In the world of consumer electronics, gadgets come and go, but big TVs still attract a lot of attention from shoppers. Last year, for example, people bought 10 million 4K Ultra HD TVs, according to the Consumer Technology Association, which stages the CES show in Las Vegas every January. This year, the organization is expecting a 50 percent increase, and manufacturers are planning to capitalize on the trend by pitching shiny new 4K models to all of us.
Bright, brighter, brightest
There are always the ludicrously expensive aspirational TVs that garner a lot of coverage at the show, and this CES has been no different. LG's new Signature W7, for example, is a thin-as-cardboard (0.15 inches) 4K Ultra HD OLED set that can be stuck to a wall almost like wallpaper. It's brighter than last year's model, as well, but most of us will find the W7 is not within our budget. The W7 65-inch model is available for pre-order for $8,000.
Samsung continues to produce ever-better LCD TVs. It's now touting "QLED" sets; the Q is for quantum dots, which enhance the color reproduction of the TVs. The major feature of these models will be significantly improved brightness levels (up to 2,000 nits peak brightness). Expect concomitant pricing.
Acknowledging the superiority of OLEDs, however, Sony finally revealed its first OLED TVs after years of sticking with LCD panels. The company will sell both types of models this year, but the top-of-the-line TVs will be OLEDs—with Sony's own video processing to add value. The Sony XBR-A1E Bravia will also boast one more trick to attract shoppers: the glass in the screen itself vibrates, turning it into a big speaker.
For the few remaining fans who wonder, 3D support has all but disappeared from the new TVs. Curved models are almost dead, as well. LG has abandoned both features. Only Samsung is still touting a couple of curved models.
Talking to your TV
To say that Amazon's Alexa is a major hit at CES would be an understatement. From cars to refrigerators, consumer electronics companies are adding Alexa voice commands, or "skills" as Amazon dubs them, faster than you can say, "Alexa, tell me a joke." TVs were not immune to the trend, even though many already have voice search functions.

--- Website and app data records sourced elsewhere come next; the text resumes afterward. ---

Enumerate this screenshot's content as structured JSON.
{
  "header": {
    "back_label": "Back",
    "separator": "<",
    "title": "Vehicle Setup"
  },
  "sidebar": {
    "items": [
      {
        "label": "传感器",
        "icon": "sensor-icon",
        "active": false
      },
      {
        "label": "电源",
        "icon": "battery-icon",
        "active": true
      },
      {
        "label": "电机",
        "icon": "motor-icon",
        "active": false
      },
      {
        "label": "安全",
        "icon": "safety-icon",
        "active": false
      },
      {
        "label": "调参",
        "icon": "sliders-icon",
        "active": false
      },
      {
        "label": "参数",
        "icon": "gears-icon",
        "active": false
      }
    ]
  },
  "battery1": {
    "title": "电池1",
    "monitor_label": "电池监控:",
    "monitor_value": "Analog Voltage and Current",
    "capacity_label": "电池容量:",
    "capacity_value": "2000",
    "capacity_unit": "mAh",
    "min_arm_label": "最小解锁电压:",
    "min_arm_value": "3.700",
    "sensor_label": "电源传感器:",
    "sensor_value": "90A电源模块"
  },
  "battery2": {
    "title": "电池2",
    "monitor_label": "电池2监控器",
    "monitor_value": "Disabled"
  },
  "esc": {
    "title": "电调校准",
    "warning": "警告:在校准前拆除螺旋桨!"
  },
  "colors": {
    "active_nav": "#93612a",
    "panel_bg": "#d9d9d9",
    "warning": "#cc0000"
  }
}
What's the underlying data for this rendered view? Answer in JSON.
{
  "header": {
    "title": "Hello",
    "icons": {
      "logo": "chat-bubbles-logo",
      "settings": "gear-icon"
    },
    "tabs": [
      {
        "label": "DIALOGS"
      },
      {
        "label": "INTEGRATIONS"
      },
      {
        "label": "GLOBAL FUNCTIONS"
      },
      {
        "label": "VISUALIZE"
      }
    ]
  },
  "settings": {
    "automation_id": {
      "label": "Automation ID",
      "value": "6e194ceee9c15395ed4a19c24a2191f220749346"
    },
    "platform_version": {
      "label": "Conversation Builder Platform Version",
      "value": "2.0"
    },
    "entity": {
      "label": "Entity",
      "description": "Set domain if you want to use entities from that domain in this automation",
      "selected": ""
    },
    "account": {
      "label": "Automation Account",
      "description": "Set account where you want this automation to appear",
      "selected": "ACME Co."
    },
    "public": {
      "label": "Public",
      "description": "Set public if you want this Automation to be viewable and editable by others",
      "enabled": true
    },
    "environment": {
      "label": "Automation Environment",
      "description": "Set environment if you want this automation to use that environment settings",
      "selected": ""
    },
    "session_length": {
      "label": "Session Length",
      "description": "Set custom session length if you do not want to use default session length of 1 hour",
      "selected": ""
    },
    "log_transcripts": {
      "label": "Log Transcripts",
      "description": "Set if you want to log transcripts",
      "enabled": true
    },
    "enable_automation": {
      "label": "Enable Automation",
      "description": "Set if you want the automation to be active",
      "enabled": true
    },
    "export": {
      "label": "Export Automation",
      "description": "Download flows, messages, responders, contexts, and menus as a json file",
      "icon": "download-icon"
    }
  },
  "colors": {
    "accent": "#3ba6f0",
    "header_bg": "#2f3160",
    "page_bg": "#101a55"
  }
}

Bargain TV purveyor Westinghouse, for example, said it will bring a 4K UHD Smart TV to market this year that uses Amazon Fire to handle thousands of online streaming entertainment sources. It's designed to compete against Roku and Android-based TVs, but the TV's major feature is support for Alexa. So when you can't find something to watch, you can complain to Alexa and see what she comes up with.
Another fan of Alexa is Dish Network. The satellite television provider will add a new "skill" that allows Hopper DVR users to pair the box with their Alexa Echo or Dot and then bark orders at it, such as "Alexa, go to CNN" or "Alexa, find all Mila Kunis' movies." The company says it will roll out the added feature in the first half of this year. Later in the year, a new remote control from Universal will appear that supports voice commands and Google's Android TV search.
Finally, those shopping for a TV this year will see the HDR acronym more frequently. Most higher end sets will be supporting the high dynamic range technology, which delivers a wider spectrum of colors and boosts brightness. Television manufacturers says it's the last word in 4K Ultra HD TVs, at least until next year.
-John R. Quain has written for The New York Times, Men's Journal, Digital Trends and other publications.